• Exercise details
Write out each line of the records that has "description" in it.

[Entries from a dataset of interfaces]
=== Begin Enclosure ===

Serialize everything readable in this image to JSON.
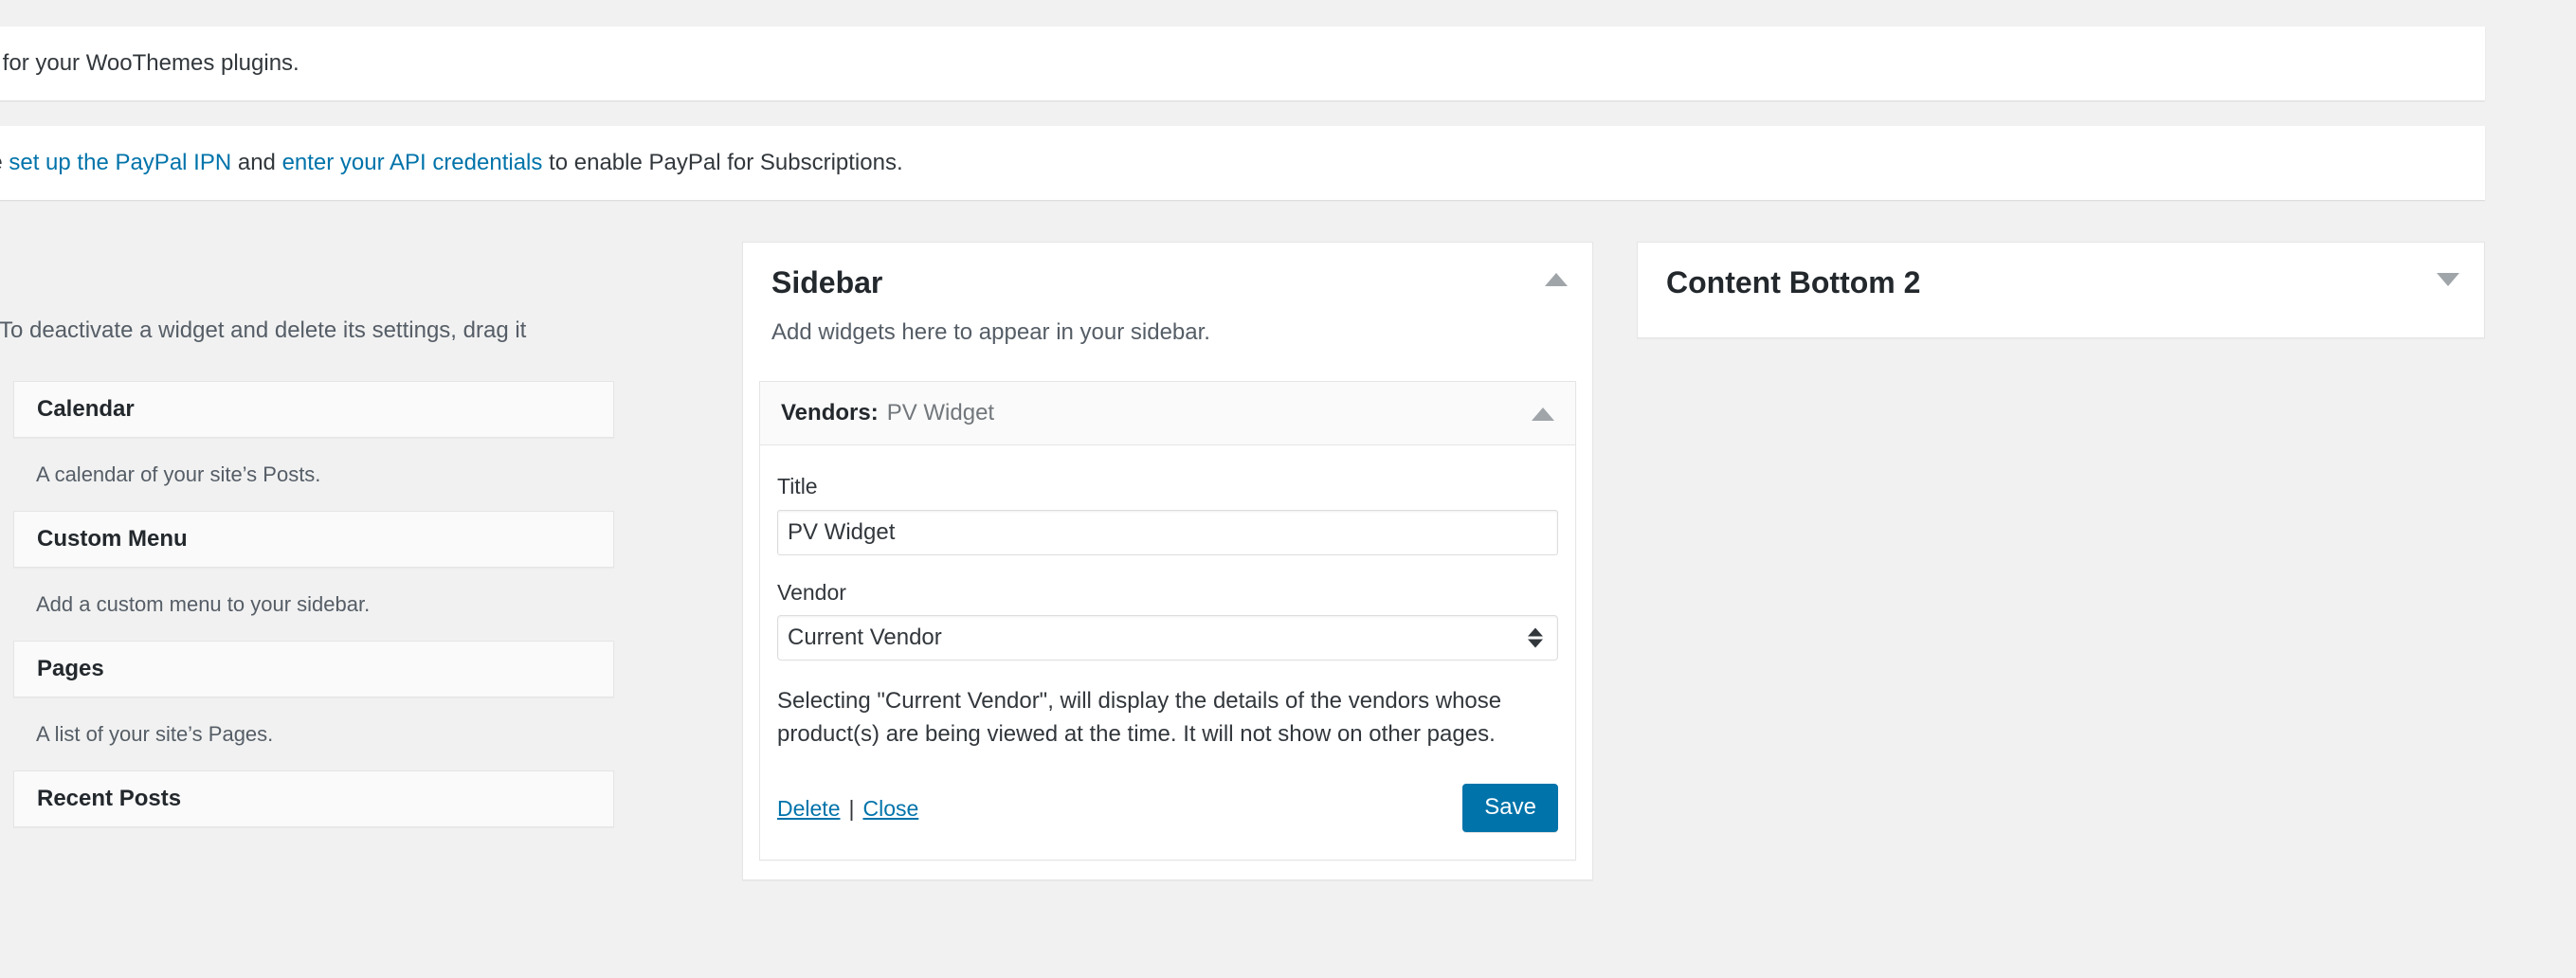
{
  "notices": [
    {
      "name": "woothemes-updates-notice",
      "segments": [
        {
          "type": "text",
          "text": "tes for your WooThemes plugins."
        }
      ]
    },
    {
      "name": "paypal-subscriptions-notice",
      "segments": [
        {
          "type": "text",
          "text": "ase "
        },
        {
          "type": "link",
          "text": "set up the PayPal IPN"
        },
        {
          "type": "text",
          "text": " and "
        },
        {
          "type": "link",
          "text": "enter your API credentials"
        },
        {
          "type": "text",
          "text": " to enable PayPal for Subscriptions."
        }
      ]
    }
  ],
  "available_widgets": {
    "intro": "To deactivate a widget and delete its settings, drag it",
    "items": [
      {
        "title": "Calendar",
        "description": "A calendar of your site’s Posts."
      },
      {
        "title": "Custom Menu",
        "description": "Add a custom menu to your sidebar."
      },
      {
        "title": "Pages",
        "description": "A list of your site’s Pages."
      },
      {
        "title": "Recent Posts",
        "description": ""
      }
    ]
  },
  "sidebar_panel": {
    "title": "Sidebar",
    "description": "Add widgets here to appear in your sidebar.",
    "toggle_icon": "chevron-up-icon",
    "open_widget": {
      "label": "Vendors:",
      "value": "PV Widget",
      "toggle_icon": "chevron-up-icon",
      "fields": {
        "title_label": "Title",
        "title_value": "PV Widget",
        "title_placeholder": "Title",
        "vendor_label": "Vendor",
        "vendor_selected": "Current Vendor",
        "vendor_options": [
          "Current Vendor"
        ],
        "stepper_icon": "updown-arrows-icon"
      },
      "help_text": "Selecting \"Current Vendor\", will display the details of the vendors whose product(s) are being viewed at the time. It will not show on other pages.",
      "controls": {
        "delete_label": "Delete",
        "separator": "|",
        "close_label": "Close",
        "save_label": "Save"
      }
    }
  },
  "content_bottom_panel": {
    "title": "Content Bottom 2",
    "toggle_icon": "chevron-down-icon"
  },
  "colors": {
    "accent": "#0073aa",
    "notice_accent": "#00a0d2",
    "page_bg": "#f1f1f1",
    "panel_bg": "#ffffff",
    "card_bg": "#fafafa",
    "border": "#e5e5e5",
    "arrow": "#a0a5aa"
  }
}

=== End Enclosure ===

• Exercise response
        "description": "A calendar of your site’s Posts."
        "description": "Add a custom menu to your sidebar."
        "description": "A list of your site’s Pages."
        "description": ""
    "description": "Add widgets here to appear in your sidebar.",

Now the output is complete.